The Covid-19 pandemic and its devastating economic impact painfully hit the entire South Caucasus region. Particularly difficult are the crisis in Armenia and Georgia, which, unlike Azerbaijan, whose economies do not have a financial airbag and are characterized by a high level of external debt in relation to GDP (more than 50% for Georgia and Armenia and less than 20% for Azerbaijan).
The profitable tourism industry of Georgia was on the verge of bankruptcy. The importance of tourism for Georgia can be judged by the World Bank, which estimated the dependence of the Georgian economy on this industry at 34% of GDP for 2019. According to the Georgian National Tourism Administration, in 2019, revenue from international travelers in Georgia amounted to $ 3.3 billion. Despite a sharp decrease in tourist flow from Russia last year, this figure was 1.4% more compared to 2018.
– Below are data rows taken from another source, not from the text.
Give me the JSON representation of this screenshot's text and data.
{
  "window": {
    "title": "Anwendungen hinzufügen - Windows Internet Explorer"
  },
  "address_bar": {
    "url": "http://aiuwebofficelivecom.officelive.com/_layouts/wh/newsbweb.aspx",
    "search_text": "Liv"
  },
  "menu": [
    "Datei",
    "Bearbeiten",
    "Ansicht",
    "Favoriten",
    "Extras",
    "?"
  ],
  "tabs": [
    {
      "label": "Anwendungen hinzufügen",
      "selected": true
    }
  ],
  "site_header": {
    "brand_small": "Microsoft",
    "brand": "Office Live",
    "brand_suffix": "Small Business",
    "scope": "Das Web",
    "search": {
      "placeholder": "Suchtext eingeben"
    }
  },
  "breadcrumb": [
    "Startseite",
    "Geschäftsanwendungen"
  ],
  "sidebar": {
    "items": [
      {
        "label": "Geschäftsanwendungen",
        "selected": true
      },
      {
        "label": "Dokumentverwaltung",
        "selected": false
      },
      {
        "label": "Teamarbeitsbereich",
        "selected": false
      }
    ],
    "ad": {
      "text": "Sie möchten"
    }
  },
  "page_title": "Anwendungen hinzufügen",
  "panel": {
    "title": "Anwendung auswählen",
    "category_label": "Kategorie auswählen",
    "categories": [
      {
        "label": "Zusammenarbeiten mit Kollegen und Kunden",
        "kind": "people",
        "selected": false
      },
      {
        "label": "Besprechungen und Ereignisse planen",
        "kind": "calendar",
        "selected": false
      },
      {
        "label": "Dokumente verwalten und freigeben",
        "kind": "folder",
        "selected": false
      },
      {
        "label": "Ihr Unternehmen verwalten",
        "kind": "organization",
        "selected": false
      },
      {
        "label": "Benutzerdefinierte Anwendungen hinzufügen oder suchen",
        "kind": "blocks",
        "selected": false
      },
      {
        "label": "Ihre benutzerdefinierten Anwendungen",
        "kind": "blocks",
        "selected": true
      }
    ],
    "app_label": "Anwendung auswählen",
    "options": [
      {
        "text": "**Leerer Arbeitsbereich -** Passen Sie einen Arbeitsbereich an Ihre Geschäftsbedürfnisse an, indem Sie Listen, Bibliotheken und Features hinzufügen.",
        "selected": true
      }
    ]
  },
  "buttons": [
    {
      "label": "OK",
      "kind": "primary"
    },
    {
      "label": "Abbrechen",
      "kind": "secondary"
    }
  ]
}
However, one cannot count on such indicators this year. Starting from mid-March 2020, the borders of Georgia are closed for foreigners to enter. As a result, in March 209 thousand international visits were recorded in Georgia - 58.6% less than in the same period in 2019. Throughout April, the borders remained closed, respectively, the number of international visits will tend to zero. How long the "closed borders" regime will operate in the country is not known, however, even if they are opened soon, there is no reason to count on the restoration of international tourism in the short term (the next 2-3 months).
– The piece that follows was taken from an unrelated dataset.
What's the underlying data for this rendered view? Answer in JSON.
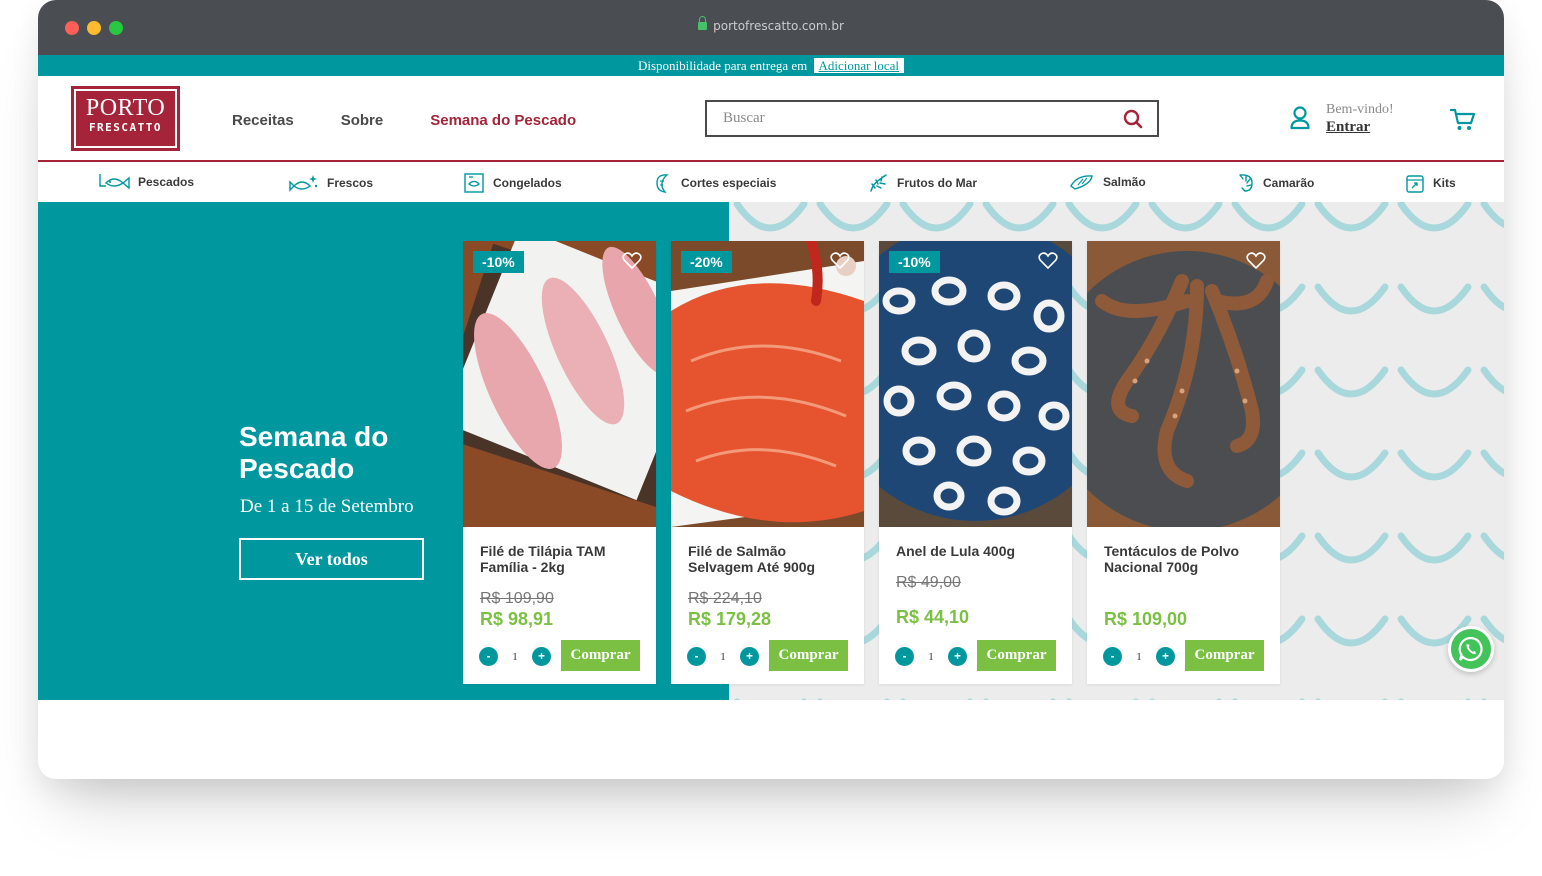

The Secretary General of the World Tourism Organization at the UN, Zurab Pololikashvili, in a positive scenario for the development of the pandemic situation, expects the restoration of tourism volumes by September this year. However, the international economic crisis caused by the pandemic will inevitably have a dramatic negative impact on the purchasing power of tourists from countries in the region (Russia, Azerbaijan, Armenia, Iran, Turkey) and the world as a whole.
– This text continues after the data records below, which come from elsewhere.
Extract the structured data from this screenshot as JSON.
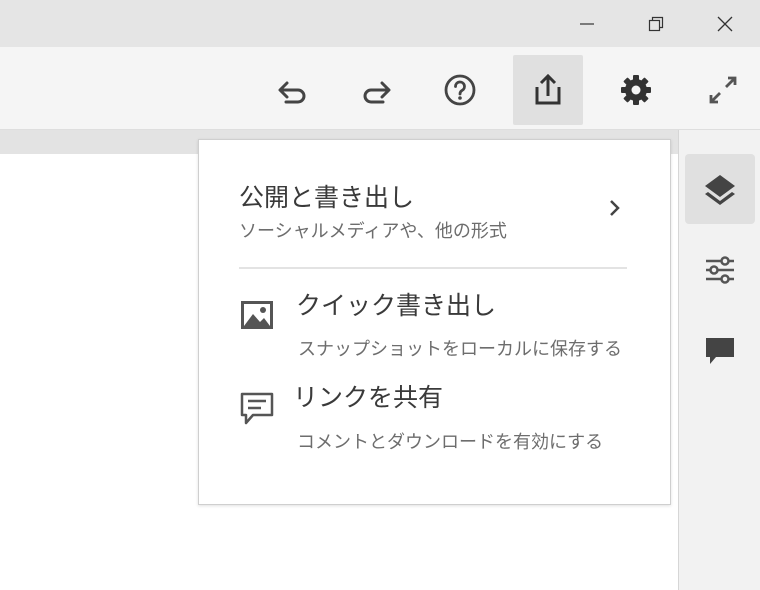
{
  "toolbar": {
    "buttons": [
      {
        "name": "undo",
        "icon": "undo-icon"
      },
      {
        "name": "redo",
        "icon": "redo-icon"
      },
      {
        "name": "help",
        "icon": "help-circle-icon"
      },
      {
        "name": "share",
        "icon": "share-export-icon",
        "active": true
      },
      {
        "name": "settings",
        "icon": "gear-icon"
      },
      {
        "name": "fullscreen",
        "icon": "expand-icon"
      }
    ]
  },
  "window_controls": [
    "minimize-icon",
    "restore-icon",
    "close-icon"
  ],
  "share_menu": {
    "header": {
      "title": "公開と書き出し",
      "subtitle": "ソーシャルメディアや、他の形式"
    },
    "items": [
      {
        "icon": "image-icon",
        "title": "クイック書き出し",
        "subtitle": "スナップショットをローカルに保存する"
      },
      {
        "icon": "comment-outline-icon",
        "title": "リンクを共有",
        "subtitle": "コメントとダウンロードを有効にする"
      }
    ]
  },
  "side_panel": {
    "buttons": [
      {
        "icon": "layers-icon",
        "active": true
      },
      {
        "icon": "sliders-icon"
      },
      {
        "icon": "comment-icon"
      }
    ]
  },
  "colors": {
    "titlebar": "#e5e5e5",
    "toolbar": "#f5f5f5",
    "active_button": "#e0e0e0",
    "icon": "#444444",
    "menu_text": "#3a3a3a",
    "menu_subtext": "#6d6d6d"
  }
}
However, not only tourism and the service sector in Georgia are seriously affected by the pandemic - such an important sector of the Georgian economy as winemaking is also suffering. Wine shops are closed in the country, and the export of Georgian products has also declined sharply due to the lack of demand from importers in a pandemic.
Consulting agency PMC Research Center has calculated three scenarios for the development of the economic situation in the country. In the most optimistic scenario, Georgia’s GDP will decrease by 4.3%, in the less optimistic scenario - by 8%, and in the most pessimistic scenario - by almost 13%. The unemployment rate in the country will increase, according to forecasts, from 14% to 23%. The International Monetary Fund gives a more favorable forecast: the country's economy will shrink by 4% this year, but by 2021 it will grow again by 3%. Thus, in the best case scenario, the Georgian economy will be discarded at least two years ago relative to the level of 2019.